Insufferable, unendurable, unsuitable, tiring, brief, fleeting, temporary, wasteful—these are the antitheses to sustainability. No one in their right mind wants a career that could be described with any of these terms. So, awesome— we all want to create a sustainable career for ourselves as hair professionals, but how?
There are three pillars of sustainability: people, planet, and profit, also referred to as social, environmental, and economic. The same pillars can be applied when designing and living a sustainable career as a salon professional.

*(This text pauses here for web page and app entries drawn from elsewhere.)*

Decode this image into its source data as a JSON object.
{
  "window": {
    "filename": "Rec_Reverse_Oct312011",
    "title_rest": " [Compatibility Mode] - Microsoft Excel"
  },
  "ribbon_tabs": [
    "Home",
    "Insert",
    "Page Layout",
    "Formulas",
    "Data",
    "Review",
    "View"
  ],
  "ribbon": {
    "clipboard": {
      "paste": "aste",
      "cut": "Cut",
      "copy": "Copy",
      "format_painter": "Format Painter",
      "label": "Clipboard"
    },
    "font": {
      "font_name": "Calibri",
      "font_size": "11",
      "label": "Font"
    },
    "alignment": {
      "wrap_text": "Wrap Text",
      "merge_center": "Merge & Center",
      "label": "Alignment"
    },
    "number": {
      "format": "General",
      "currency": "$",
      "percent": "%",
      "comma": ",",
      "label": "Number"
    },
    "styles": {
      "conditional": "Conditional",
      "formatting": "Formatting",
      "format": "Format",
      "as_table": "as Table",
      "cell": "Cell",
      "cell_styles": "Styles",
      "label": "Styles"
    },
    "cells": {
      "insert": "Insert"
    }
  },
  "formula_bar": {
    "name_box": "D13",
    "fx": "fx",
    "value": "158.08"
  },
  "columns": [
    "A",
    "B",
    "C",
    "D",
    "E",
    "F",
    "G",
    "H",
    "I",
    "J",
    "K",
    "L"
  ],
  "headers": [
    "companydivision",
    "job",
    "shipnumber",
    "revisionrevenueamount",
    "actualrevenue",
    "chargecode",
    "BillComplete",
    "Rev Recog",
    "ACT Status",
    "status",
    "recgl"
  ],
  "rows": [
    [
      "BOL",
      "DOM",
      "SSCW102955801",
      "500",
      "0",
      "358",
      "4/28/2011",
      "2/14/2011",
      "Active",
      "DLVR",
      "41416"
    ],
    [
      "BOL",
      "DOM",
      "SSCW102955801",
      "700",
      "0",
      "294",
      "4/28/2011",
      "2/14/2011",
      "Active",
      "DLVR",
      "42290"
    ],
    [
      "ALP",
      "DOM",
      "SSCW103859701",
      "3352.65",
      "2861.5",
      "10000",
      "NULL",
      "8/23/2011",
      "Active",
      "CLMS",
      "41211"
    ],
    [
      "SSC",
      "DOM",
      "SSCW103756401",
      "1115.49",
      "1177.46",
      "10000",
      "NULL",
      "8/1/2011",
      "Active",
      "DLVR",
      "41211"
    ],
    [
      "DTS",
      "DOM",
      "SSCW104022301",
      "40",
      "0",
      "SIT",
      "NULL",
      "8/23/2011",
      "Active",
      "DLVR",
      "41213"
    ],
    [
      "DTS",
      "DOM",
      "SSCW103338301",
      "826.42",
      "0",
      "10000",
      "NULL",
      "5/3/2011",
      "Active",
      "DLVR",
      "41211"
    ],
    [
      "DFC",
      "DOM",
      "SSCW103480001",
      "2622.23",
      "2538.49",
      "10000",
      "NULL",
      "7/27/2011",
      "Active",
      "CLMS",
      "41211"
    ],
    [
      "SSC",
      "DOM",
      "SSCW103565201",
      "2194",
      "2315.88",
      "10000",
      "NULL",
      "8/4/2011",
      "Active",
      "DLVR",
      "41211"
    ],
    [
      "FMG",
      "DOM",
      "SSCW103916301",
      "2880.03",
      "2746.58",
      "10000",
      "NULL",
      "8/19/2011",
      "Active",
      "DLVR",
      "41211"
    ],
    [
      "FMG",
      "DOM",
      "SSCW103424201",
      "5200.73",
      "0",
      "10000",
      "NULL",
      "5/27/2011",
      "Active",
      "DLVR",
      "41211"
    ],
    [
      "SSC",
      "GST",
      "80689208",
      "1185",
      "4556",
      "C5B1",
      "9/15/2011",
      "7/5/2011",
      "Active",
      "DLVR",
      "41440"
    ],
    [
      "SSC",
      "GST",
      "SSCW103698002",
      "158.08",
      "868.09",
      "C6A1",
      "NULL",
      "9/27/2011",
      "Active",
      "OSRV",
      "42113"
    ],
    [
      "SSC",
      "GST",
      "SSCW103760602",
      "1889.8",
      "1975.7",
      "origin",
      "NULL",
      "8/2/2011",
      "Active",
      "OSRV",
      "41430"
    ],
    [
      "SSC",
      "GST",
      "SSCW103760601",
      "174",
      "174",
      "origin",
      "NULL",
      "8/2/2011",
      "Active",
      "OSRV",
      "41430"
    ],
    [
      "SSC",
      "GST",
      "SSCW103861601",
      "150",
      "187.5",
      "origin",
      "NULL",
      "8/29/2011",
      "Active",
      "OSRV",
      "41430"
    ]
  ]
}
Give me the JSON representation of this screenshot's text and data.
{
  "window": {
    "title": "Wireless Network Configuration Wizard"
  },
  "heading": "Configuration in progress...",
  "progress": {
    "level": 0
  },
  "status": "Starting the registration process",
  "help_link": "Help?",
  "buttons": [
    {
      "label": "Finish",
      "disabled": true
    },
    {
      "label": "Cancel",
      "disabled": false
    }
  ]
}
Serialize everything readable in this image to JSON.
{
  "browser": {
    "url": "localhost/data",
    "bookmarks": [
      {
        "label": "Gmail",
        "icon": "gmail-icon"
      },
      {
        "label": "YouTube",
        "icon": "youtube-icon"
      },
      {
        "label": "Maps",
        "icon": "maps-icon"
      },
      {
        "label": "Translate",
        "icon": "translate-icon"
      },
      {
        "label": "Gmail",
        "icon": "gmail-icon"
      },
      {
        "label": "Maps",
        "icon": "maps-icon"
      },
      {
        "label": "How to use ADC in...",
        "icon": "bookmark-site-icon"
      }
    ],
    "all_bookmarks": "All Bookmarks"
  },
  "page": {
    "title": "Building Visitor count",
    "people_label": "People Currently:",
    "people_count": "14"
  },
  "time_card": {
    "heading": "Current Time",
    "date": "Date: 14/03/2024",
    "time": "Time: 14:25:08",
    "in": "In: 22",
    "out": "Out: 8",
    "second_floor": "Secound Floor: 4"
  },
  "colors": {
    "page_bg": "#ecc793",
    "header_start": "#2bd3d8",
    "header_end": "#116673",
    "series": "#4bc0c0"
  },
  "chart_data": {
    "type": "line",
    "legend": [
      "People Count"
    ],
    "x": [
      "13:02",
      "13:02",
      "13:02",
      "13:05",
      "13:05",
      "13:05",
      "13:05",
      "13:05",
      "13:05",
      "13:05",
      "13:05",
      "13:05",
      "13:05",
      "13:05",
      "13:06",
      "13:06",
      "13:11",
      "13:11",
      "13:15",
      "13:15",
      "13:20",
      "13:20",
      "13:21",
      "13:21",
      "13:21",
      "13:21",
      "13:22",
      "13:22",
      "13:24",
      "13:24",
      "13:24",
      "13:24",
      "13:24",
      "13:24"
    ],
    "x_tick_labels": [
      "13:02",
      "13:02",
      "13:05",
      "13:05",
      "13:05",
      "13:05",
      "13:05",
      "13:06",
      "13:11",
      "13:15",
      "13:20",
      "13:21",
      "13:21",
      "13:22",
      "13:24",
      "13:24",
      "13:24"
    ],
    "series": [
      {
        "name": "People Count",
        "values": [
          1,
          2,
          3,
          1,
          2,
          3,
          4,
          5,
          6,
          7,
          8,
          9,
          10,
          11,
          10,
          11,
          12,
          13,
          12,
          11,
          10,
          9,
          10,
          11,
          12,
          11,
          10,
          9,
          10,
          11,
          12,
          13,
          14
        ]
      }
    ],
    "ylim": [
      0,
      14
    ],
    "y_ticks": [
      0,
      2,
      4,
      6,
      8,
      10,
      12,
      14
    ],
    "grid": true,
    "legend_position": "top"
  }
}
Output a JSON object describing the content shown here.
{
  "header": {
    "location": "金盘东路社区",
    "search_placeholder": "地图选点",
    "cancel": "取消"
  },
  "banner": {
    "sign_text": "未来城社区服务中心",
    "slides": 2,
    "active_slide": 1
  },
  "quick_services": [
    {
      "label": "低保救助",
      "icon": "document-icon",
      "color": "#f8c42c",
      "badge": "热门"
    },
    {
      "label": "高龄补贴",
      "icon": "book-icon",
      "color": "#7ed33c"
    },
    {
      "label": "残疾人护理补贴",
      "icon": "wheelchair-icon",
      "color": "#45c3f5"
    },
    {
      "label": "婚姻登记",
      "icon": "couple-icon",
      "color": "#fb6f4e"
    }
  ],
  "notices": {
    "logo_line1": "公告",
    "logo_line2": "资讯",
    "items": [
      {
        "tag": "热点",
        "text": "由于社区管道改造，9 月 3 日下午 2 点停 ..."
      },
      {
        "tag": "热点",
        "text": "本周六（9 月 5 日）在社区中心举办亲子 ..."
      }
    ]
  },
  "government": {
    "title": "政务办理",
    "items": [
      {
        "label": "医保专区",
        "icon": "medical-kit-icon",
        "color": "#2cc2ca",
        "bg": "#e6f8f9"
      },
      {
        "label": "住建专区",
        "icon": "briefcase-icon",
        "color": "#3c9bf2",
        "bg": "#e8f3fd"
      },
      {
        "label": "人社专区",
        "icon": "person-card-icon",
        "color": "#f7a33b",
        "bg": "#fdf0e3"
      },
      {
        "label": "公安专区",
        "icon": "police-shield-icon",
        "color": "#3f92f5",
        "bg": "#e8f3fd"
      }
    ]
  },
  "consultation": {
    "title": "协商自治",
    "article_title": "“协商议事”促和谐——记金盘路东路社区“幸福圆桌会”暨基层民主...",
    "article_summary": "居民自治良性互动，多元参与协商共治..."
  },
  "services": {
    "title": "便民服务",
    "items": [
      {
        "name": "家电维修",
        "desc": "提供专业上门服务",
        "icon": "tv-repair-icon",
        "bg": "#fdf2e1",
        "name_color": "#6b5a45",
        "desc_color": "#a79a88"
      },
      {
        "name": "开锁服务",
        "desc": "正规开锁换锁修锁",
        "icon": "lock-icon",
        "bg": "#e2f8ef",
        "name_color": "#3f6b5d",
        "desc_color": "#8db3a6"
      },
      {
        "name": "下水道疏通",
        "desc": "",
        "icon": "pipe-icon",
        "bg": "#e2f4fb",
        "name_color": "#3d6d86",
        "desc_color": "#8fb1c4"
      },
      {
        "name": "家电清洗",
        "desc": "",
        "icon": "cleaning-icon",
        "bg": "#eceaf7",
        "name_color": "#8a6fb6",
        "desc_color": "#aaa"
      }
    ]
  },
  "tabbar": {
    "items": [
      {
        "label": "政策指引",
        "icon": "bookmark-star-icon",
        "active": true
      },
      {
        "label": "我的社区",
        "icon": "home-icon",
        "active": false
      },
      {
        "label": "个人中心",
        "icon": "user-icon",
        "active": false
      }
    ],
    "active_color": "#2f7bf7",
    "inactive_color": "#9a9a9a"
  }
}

I don’t have to remind you, dealing with people day in and day out, especially in the intimate ways we serve our clients, is ridiculously fulfilling. But it can also be physically and emotionally draining. Staying motivated is a huge factor in career sustainability for hairstylists. Do you remember the day you passed boards? How exciting and invigorating that day was! Long before you ever asked a client how they wanted their hair cut and heard a deadpan “shorter” for the billionth (still-not-funny) time; before you ever spent eight hours saving someone’s hair from box color only to hear them complain about the service price; before anyone ever sat in your chair freshly un-showered from their workout at the gym; before all that, there was wild passion in your bones for this industry and your craft. That passion is still in there, but the flames must be fed for a sustainable career. One of the most effective ways to feed your passion is to get social with our people, other hairstylists. Seek out classes, attend trade shows, and make time for industry events, fashion shows, photo shoots, and collaborative opportunities. The hairstylist within you will be motivated by the hairstylist in peers. It’s part of the magnetism surrounding the phenomenon where a hairstylist in a room of strangers can and will find the other hairstylist in the room.
The nature of our work puts us in contact with all kinds of toxic chemicals, exhausting body positions, and unhealthy eating habits. But it doesn’t have to be that way. All three of those environmental factors can be consciously avoided—and should be! Stop using products just because the marketing was flashy and the salesman said all the right buzzwords. Read the ingredients and get familiar with what you’re putting on your skin and in your lungs. Stand and hold your body mindfully, using proper ergonomic positioning, not the same slump your body has become accustomed to falling into. There are tons of resources available that educate on proper form and there are even more ergonomically friendly tools that can help alleviate some strain. Exercise, stretching, and building body muscle can incrementally reduce body ache and fatigue, as well. And it’s my own least favorite subject, but I’d be remiss if I didn’t mention diet. What we put into our bodies affects the whole of how they function. With all the meals-in-bars, protein shakes, and even fresh fruit on gas station counters, it is just as quick and convenient to have a healthy snack as it is a bag of chips. I’m the biggest hypocrite on this diet piece, but even I can admit that there’s really no excuse. It all comes down to simply making sustainable choices.
As incredible as this industry is and as wonderful as our jobs are, at the end of the day, if we can’t pay our bills and stay afloat, our careers won’t either. We all need to get paid and the quickest way to get paid is to be worth the money. How is a hair professional worth the price tag on her services? Education. Pure and simple, staying educated and up to date on the latest trends (in beauty and business), techniques, and products is essential for a sustainable career in our industry. What our clients ask and expect of us literally changes from season to season and soaking up as much education as you can is the only way to stay relevant. Hair professionals with sustainable careers are constantly learning and growing so they can bring in more clients, raise their prices, and take home bigger paychecks. If maintaining a sustainable career as a hairstylist was easy, our industry wouldn’t have the astounding dropout rates that plague us (some stats guesstimate as many as 90 percent of cosmetologists leave the industry within the first five years of their career). I hate to see anyone give up on their dreams to have a sustainable career in our incredible industry!
If you’re ever feeling burned out, overwhelmed, or just not quite as passionate as the new beauty school graduate you once were, take a look at which sustainability pillar might be lacking in your career and fill ’er up.